Supplied data: Begin

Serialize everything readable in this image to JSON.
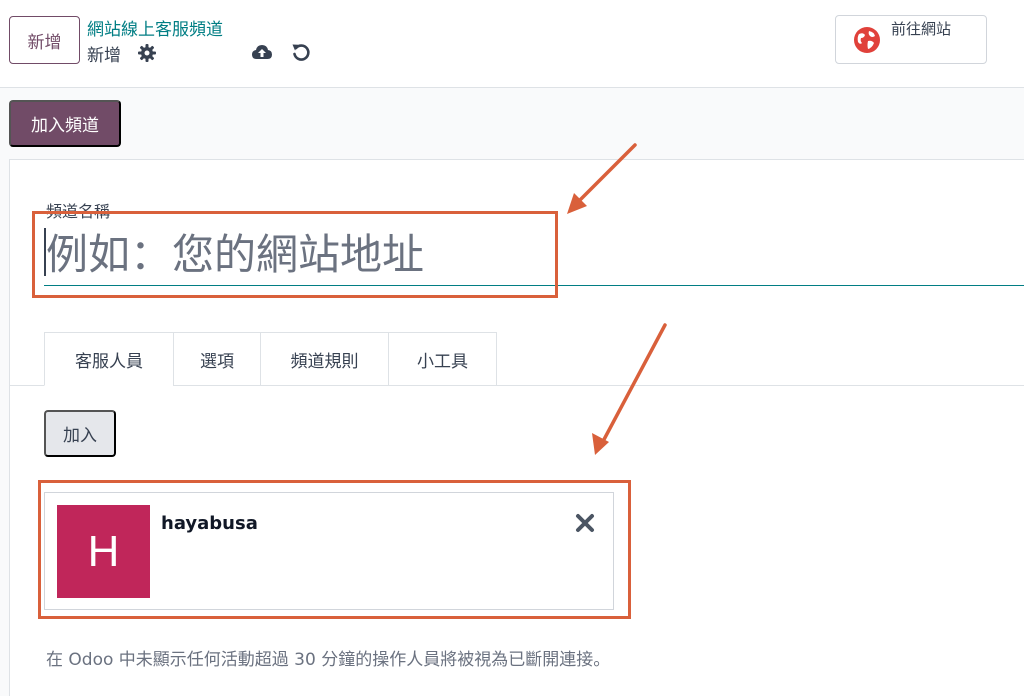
{
  "control_panel": {
    "new_button": "新增",
    "breadcrumb_parent": "網站線上客服頻道",
    "breadcrumb_current": "新增",
    "icons": [
      "gear-icon",
      "cloud-upload-icon",
      "undo-icon"
    ],
    "website_button": "前往網站",
    "website_icon": "globe-icon"
  },
  "actions": {
    "join_button": "加入頻道"
  },
  "form": {
    "channel_name_label": "頻道名稱",
    "channel_name_placeholder": "例如：您的網站地址",
    "channel_name_value": ""
  },
  "tabs": [
    {
      "label": "客服人員",
      "active": true
    },
    {
      "label": "選項",
      "active": false
    },
    {
      "label": "頻道規則",
      "active": false
    },
    {
      "label": "小工具",
      "active": false
    }
  ],
  "agents_tab": {
    "add_button": "加入",
    "agents": [
      {
        "initial": "H",
        "name": "hayabusa",
        "avatar_color": "#c0265a",
        "remove_icon": "close-icon"
      }
    ],
    "note": "在 Odoo 中未顯示任何活動超過 30 分鐘的操作人員將被視為已斷開連接。"
  },
  "colors": {
    "brand": "#714b67",
    "link": "#017e84",
    "annotation": "#d9603b"
  }
}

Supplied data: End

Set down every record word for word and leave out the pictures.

#### Exercise output:
Serialize everything readable in this image to JSON.
{
  "control_panel": {
    "new_button": "新增",
    "breadcrumb_parent": "網站線上客服頻道",
    "breadcrumb_current": "新增",
    "icons": [
      "gear-icon",
      "cloud-upload-icon",
      "undo-icon"
    ],
    "website_button": "前往網站",
    "website_icon": "globe-icon"
  },
  "actions": {
    "join_button": "加入頻道"
  },
  "form": {
    "channel_name_label": "頻道名稱",
    "channel_name_placeholder": "例如：您的網站地址",
    "channel_name_value": ""
  },
  "tabs": [
    {
      "label": "客服人員",
      "active": true
    },
    {
      "label": "選項",
      "active": false
    },
    {
      "label": "頻道規則",
      "active": false
    },
    {
      "label": "小工具",
      "active": false
    }
  ],
  "agents_tab": {
    "add_button": "加入",
    "agents": [
      {
        "initial": "H",
        "name": "hayabusa",
        "avatar_color": "#c0265a",
        "remove_icon": "close-icon"
      }
    ],
    "note": "在 Odoo 中未顯示任何活動超過 30 分鐘的操作人員將被視為已斷開連接。"
  },
  "colors": {
    "brand": "#714b67",
    "link": "#017e84",
    "annotation": "#d9603b"
  }
}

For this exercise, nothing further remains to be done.